■ **ACTIVITY**: Across the listing below, how many lines include the string "label"? Reply with the number alone.

■ **DATA FOR THIS EXERCISE**:
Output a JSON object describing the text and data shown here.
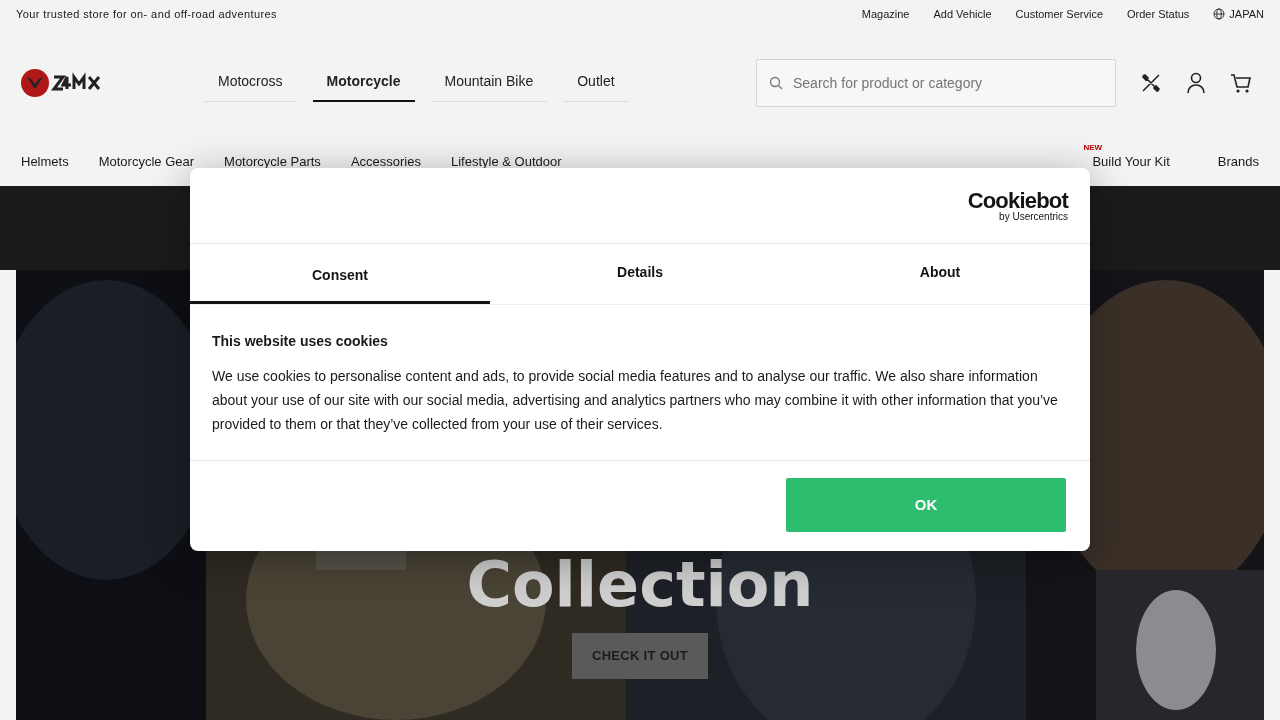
{
  "top_bar": {
    "tagline": "Your trusted store for on- and off-road adventures",
    "links": [
      "Magazine",
      "Add Vehicle",
      "Customer Service",
      "Order Status"
    ],
    "region": "JAPAN"
  },
  "header": {
    "sections": [
      {
        "label": "Motocross",
        "selected": false
      },
      {
        "label": "Motorcycle",
        "selected": true
      },
      {
        "label": "Mountain Bike",
        "selected": false
      },
      {
        "label": "Outlet",
        "selected": false
      }
    ],
    "search": {
      "placeholder": "Search for product or category"
    }
  },
  "category_nav": {
    "items": [
      "Helmets",
      "Motorcycle Gear",
      "Motorcycle Parts",
      "Accessories",
      "Lifestyle & Outdoor"
    ],
    "right_items": [
      {
        "label": "Build Your Kit",
        "badge": "NEW"
      },
      {
        "label": "Brands"
      }
    ]
  },
  "hero": {
    "kind": "picture",
    "title": "Collection",
    "button": "CHECK IT OUT"
  },
  "cookie_dialog": {
    "brand": "Cookiebot",
    "brand_sub": "by Usercentrics",
    "tabs": [
      {
        "label": "Consent",
        "selected": true
      },
      {
        "label": "Details",
        "selected": false
      },
      {
        "label": "About",
        "selected": false
      }
    ],
    "heading": "This website uses cookies",
    "body": "We use cookies to personalise content and ads, to provide social media features and to analyse our traffic. We also share information about your use of our site with our social media, advertising and analytics partners who may combine it with other information that you’ve provided to them or that they’ve collected from your use of their services.",
    "button": "OK"
  }
}
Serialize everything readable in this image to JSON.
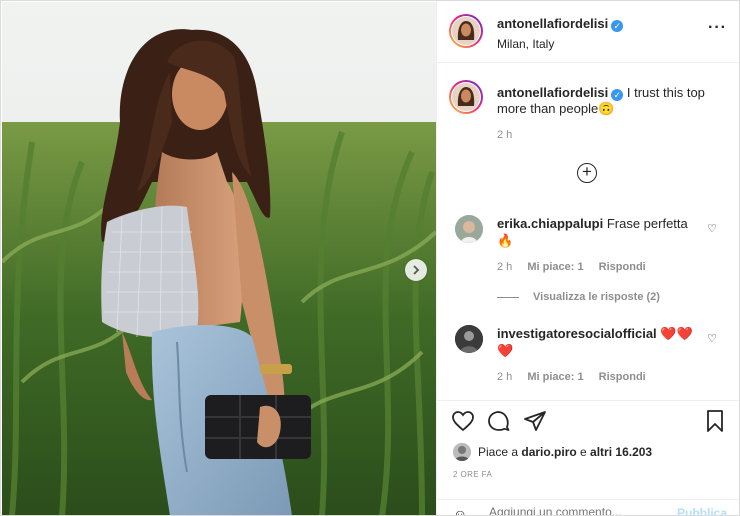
{
  "post": {
    "username": "antonellafiordelisi",
    "location": "Milan, Italy",
    "verified_icon": "verified-badge-icon",
    "more_icon": "more-options-icon"
  },
  "caption": {
    "username": "antonellafiordelisi",
    "text": "I trust this top more than people🙃",
    "age": "2 h"
  },
  "load_more_icon": "plus-circle-icon",
  "comments": [
    {
      "username": "erika.chiappalupi",
      "text": "Frase perfetta 🔥",
      "age": "2 h",
      "likes": "Mi piace: 1",
      "reply": "Rispondi",
      "view_replies": "Visualizza le risposte (2)"
    },
    {
      "username": "investigatoresocialofficial",
      "text": "❤️❤️❤️",
      "age": "2 h",
      "likes": "Mi piace: 1",
      "reply": "Rispondi"
    }
  ],
  "likes": {
    "prefix": "Piace a ",
    "user": "dario.piro",
    "middle": " e ",
    "count": "altri 16.203"
  },
  "timestamp": "2 ORE FA",
  "add_comment": {
    "placeholder": "Aggiungi un commento...",
    "publish": "Pubblica"
  },
  "colors": {
    "accent": "#3897f0",
    "heart": "#ed4956"
  }
}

■ **OUTPUT FOR THIS TASK**: 9